Lastly, I believe luxury brands have an opportunity to tell great stories. Not just documenting their savoir-faire, or through awkward scripts that are just primed to be spoofed, but about fiction, what will engage their audience, storylines with drama, a story arc, even some humour when done the right way.’
In addition, there is an opportunity to think about episodic formats, creating a rendezvous with the audience. While not in the same category, and with a story that is far from the luxury category, the Apple at Work films “The Underdogs” has created an episodic marvel.
And while luxury benefits from staying away from the fictionalised product demo of Apple, nothing forbids them to tell stories in such format and be true to their DNA. Not just “brand content’, but great content that tells some brands truths and that people are not just exposed to, but that they will seek.
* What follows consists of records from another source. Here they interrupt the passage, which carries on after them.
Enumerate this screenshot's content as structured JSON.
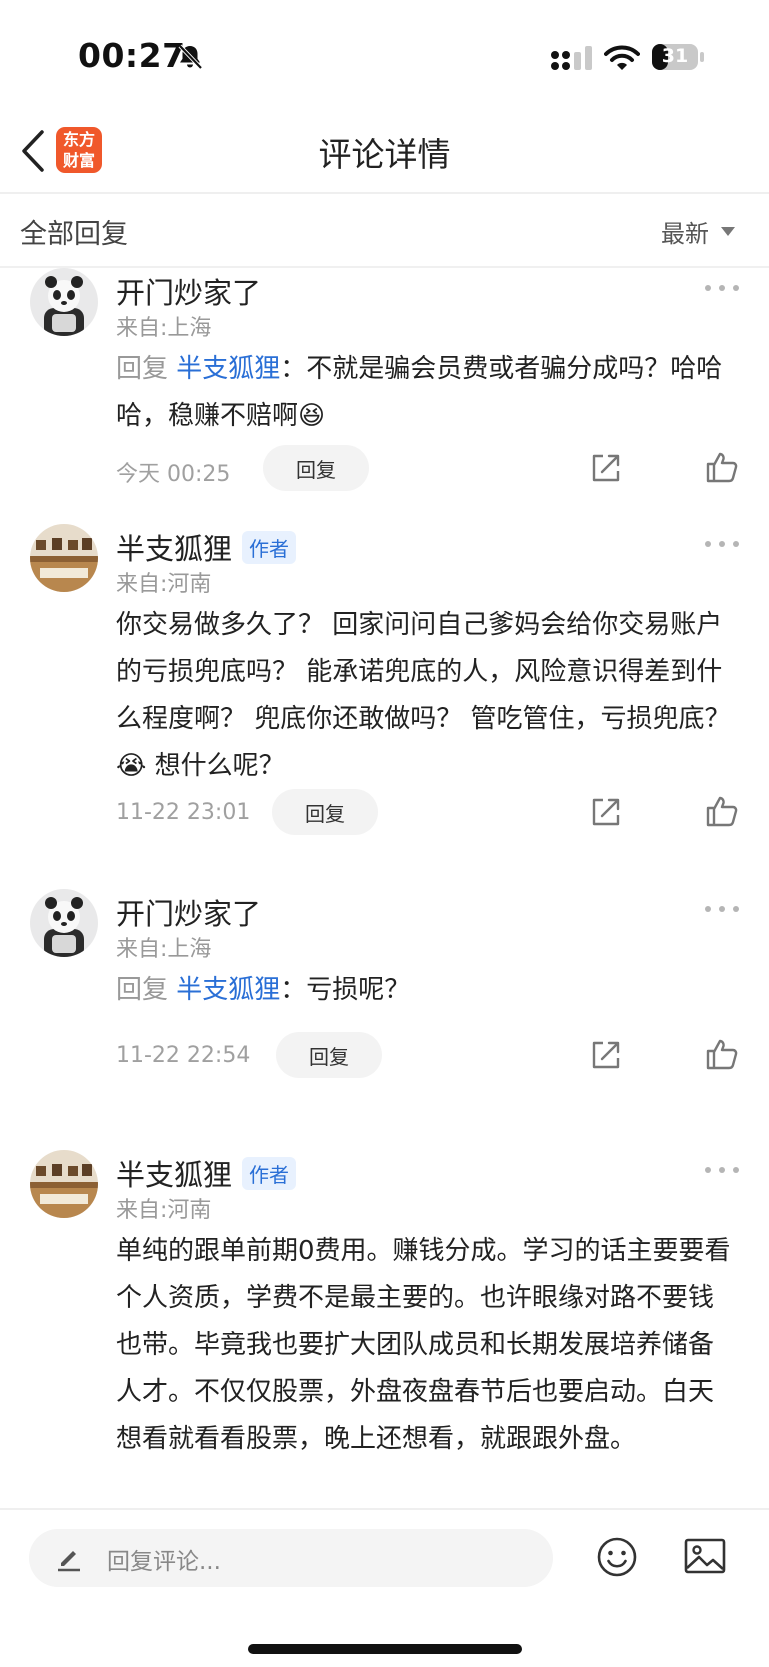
{
  "status_bar": {
    "time": "00:27",
    "battery": "31"
  },
  "nav": {
    "logo_line1": "东方",
    "logo_line2": "财富",
    "title": "评论详情"
  },
  "sort_bar": {
    "title": "全部回复",
    "sort": "最新"
  },
  "comments": [
    {
      "user": "开门炒家了",
      "location": "来自:上海",
      "reply_prefix": "回复 ",
      "mention": "半支狐狸",
      "colon": "：",
      "text": "不就是骗会员费或者骗分成吗？哈哈哈，稳赚不赔啊😆",
      "time": "今天 00:25",
      "reply_label": "回复"
    },
    {
      "user": "半支狐狸",
      "author_tag": "作者",
      "location": "来自:河南",
      "text": "你交易做多久了？ 回家问问自己爹妈会给你交易账户的亏损兜底吗？ 能承诺兜底的人，风险意识得差到什么程度啊？ 兜底你还敢做吗？ 管吃管住，亏损兜底？😭 想什么呢？",
      "time": "11-22 23:01",
      "reply_label": "回复"
    },
    {
      "user": "开门炒家了",
      "location": "来自:上海",
      "reply_prefix": "回复 ",
      "mention": "半支狐狸",
      "colon": "：",
      "text": "亏损呢？",
      "time": "11-22 22:54",
      "reply_label": "回复"
    },
    {
      "user": "半支狐狸",
      "author_tag": "作者",
      "location": "来自:河南",
      "text": "单纯的跟单前期0费用。赚钱分成。学习的话主要要看个人资质，学费不是最主要的。也许眼缘对路不要钱也带。毕竟我也要扩大团队成员和长期发展培养储备人才。不仅仅股票，外盘夜盘春节后也要启动。白天想看就看看股票，晚上还想看，就跟跟外盘。"
    }
  ],
  "bottom_bar": {
    "placeholder": "回复评论..."
  },
  "icons": {
    "back": "chevron-left-icon",
    "more": "more-dots-icon",
    "share": "share-icon",
    "like": "thumbs-up-icon",
    "emoji": "emoji-icon",
    "image": "image-icon",
    "pen": "pen-icon"
  },
  "colors": {
    "accent_blue": "#2a6fd6",
    "logo_orange": "#f0582b"
  }
}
To conclude, luxury brands, like any other brands, should never be doing work for the sole purpose of being recognised at award shows like Cannes Lions. And certainly not push for campaigns centred around issues like social justice, equality, or the environment if they don’t have the credentials to back it up (which unfortunately seems to be the case for many Cannes winners).
However, when they push the boundaries of creativity, and embrace the unexpected, the magical and new forms of storytelling, while staying true to their brand, nothing should stop them from winning at these award shows, should they decide to participate more in it. Something I’d like to see.